What to Know When Buying a Flipped House  

July 13, 2022


“Flipping” homes has become a very popular way for people to earn income in recent years, especially during the pandemic when things were uncertain. Now that the housing market is a seller’s dream, buying up cheap homes and quickly flipping them for a profit is seen just about anywhere. Home renovation shows are only making flipping for profit more popular, and we won’t see the end of it anytime soon.   

It may look nice, but that doesn’t mean they did the best work. That’s why home inspectors like Method are there to check every nook and cranny and make sure the home is safe and built to current building standards. Here are a few things to know before buying a flipped house:   

Look at the Property’s History  

Your real estate agent will help you look at the property history. It should be available online or through your local government. The property’s history will tell you what it sold for last and how long ago it sold. This information is important because it tells you the amount of time the flippers spent on the home and what profit they are trying to flip it for. If the house was just recently on the market a month or two ago, it could mean a fast flip, and attention to detail may be lacking.   

“As Is” Listings  

This should be a red flag. If flippers are selling a newly remodeled home “as-is,” there’s probably something wrong with the house that the flippers don’t want to fix before closing. There could be structural damage or another issue with the house that they’re not required to disclose when it’s listed “as-is.”  

Is It A DIY Job?  

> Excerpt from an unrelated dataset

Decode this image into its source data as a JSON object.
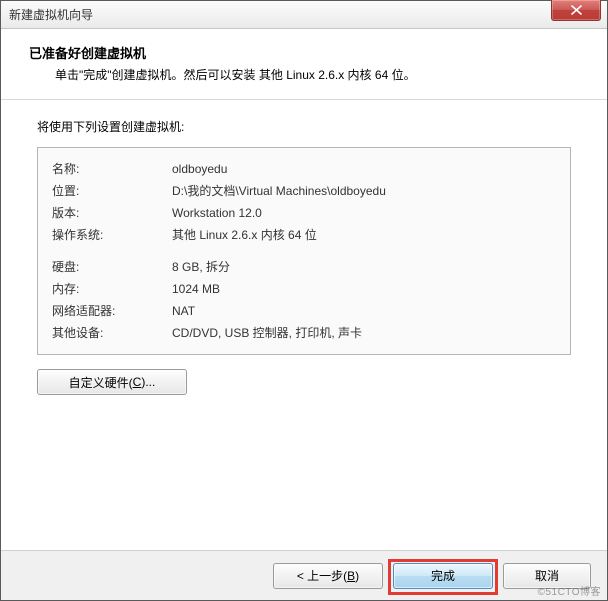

Not all house flips are guaranteed to be done by professional contractors. The pictures on the listing may look great, but once you view the property you may be able to notice small details that aren’t quite right. Are things level? Did they go cheap on hardware? Can you see where they did patch work? These can be simple fixes if you buy the home, but it generally shows that they may have also lacked attention to detail elsewhere.   

Most house flippers only pay attention to the cosmetic details. The renovation may look well-done on the surface, but you can’t see what’s underneath. They could be hiding poor electrical wiring or plumbing work. This is why a home inspectional is especially crucial when looking at recently flipped homes.   

Money   

House flipping focuses on turning a profit. This means that home flippers may skimp on the stuff they think unnecessary or what they know people won’t notice. If there are new windows, are they the cheapest ones available? Do they fit with the wall, or are they properly installed? They may advertise a new HVAC system or water heater, but do they work sufficiently for the space? Are the air ducts connecting the right way? These are key details your home inspector will help you figure out.   

Does the listing price accurately reflect the work they put into the home and is it justifiable? The current housing market is a doozy, and flippers take advantage of the market to make the most profit possible. The price may reflect the quality of the materials used in the renovation.   

Try to find pictures of the house before the renovation. House listing sites may be a huge help to see how the house looked beforehand. These photos can give you an idea of what work they accomplished and how much money the house flippers may have put into it.   

Benefits and Cons  

Recently flipped houses are mostly move-in ready. Some homeowners aren’t interested in renovating a home while they live there, and there’s nothing wrong with that. Have a flipped house thoroughly looked over by a home inspector like Method to ensure that you don’t have any issues with the home in a few months or even a few years.   

Many flippers go for older homes that are cheaper and need work done anyway. This is a positive because it revamps homes and keeps them up-to-date, so long as they do a proper job and touch all aspects from cosmetic to skeletal.   

One con might be that the recently flipped home is the only up-to-date one in the neighborhood. You may want to drive around the neighborhood after viewing a renovated house to see what the area is like (although you should do this anyway!). If you find other homes in the area are updated, then the rest of the neighborhood will likely follow suit.   

Hire Method Home Inspection  

Method Inspection works with you and for you. We inspect homes with a client-focused approach, which means we present you with possible issues and solutions on how to fix them. We educate our clients on the inspection with interactive, highly-detailed reports within hours of the home inspection.   

We tackle each home depending on its needs. All homes are different in size, age, and wear and tear. We do individualized testing depending on the house with optional tests like sewer, septic, mold, water, termite, and radon.   

Contact us for additional information about Method Home Inspections or schedule a home inspection! Call or text Method at (417)512-2757.